film festival, making stars out of its two lead actresses, Adele Exarchopoulos and Lea Seydoux.
The pair were all smiles on the French Riviera as they posed for photographs with the film's French-Tunisian director, Abdellatif Kechiche.
Chairman of the jury Steven Spielberg hailed it as a 'profound love story', adding that the judges had been 'absolutely spellbound' by the brilliance of the women's performances and 'the way the director... let the characters breathe'.
But fast forward several months and the mood surrounding the film has soured, with bitter complaints from both actresses about Kechiche's working methods.
In an interview published on September 1 by US website The Daily Beast, Exarchopoulos said that she had been unprepared for the extent to which Kechiche required her to immerse herself in the role.
"Once we were on the shoot, I realised that he really wanted us to give him everything. Most people don't even dare to ask the things that he did, and they're more respectful," she said.
Seydoux complained that a 10-minute sex scene in the film took a full '10 days to shoot'.
And both women complained about a fight scene.
"It was horrible. She (Seydoux) was hitting me so many times and (Kechiche) was screaming 'Hit her! Hit her again!'," Exarchopoulos said.
With the film due for release in France next week, the pair again aired their complaints, with Seydoux telling TV magazine Telerama that filming was 'horrible' and that she did not think the film should be released.

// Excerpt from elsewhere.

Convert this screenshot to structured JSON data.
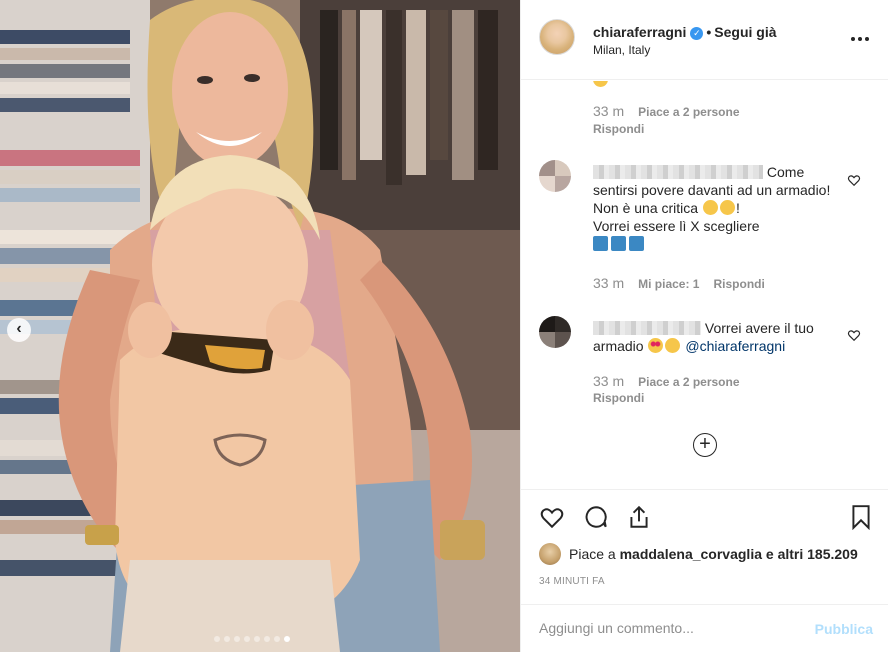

"For me, this film should not come out, it has been sullied too much. The Palme d'Or was only a brief moment of happiness, afterward I felt humiliated and dishonoured, I felt a rejection of my person, (and) that I live like a curse," she said.
Exarchopoulos, meanwhile, told French television that Kechiche was a 'tortured genius' but that his demands had harmed both of them.
"He made us ill psychologically at times because he loves his actresses to let go and it's hard to do," she said.
For his part, Kechiche has responded by saying he believes the comments show "a lack of respect for a metier that I regard as sacred".
And French actress Hafsia Herzi, who has worked with Kechiche, launched a defence for the director.
He is a "very humane man who gives a chance to people even when they don't have experience", Herzi said in French film magazine So Film.
Critic and film historian Jean-Michel Frodon said Kechiche's film would join the ranks of movies that have seen well-publicised difficulties between directors and their stars.
Such tensions often came about when actors felt they were giving things to the camera "having exhausted their defences or self-control", he said.
Cannes film festival artistic director Thierry Fremaux, meanwhile, recalled that when "The Shining" came out audiences were unaware of the on-set problems between Jack Nicholson and Stanley Kubrick.
"Jack Nicholson today, like Malcolm McDowell in (Kubrick's) 'A Clockwork Orange', says that shooting was awful but that they are grateful to Kubrick for everything that the films brought them," he said.
'Blue is the Warmest Colour' opens in France and Belgium on October 9, followed by other European countries between October 10 and 25.
It will have a limited release in the United States from October 25, as well as slots at four film festivals this month, including Chicago and New York.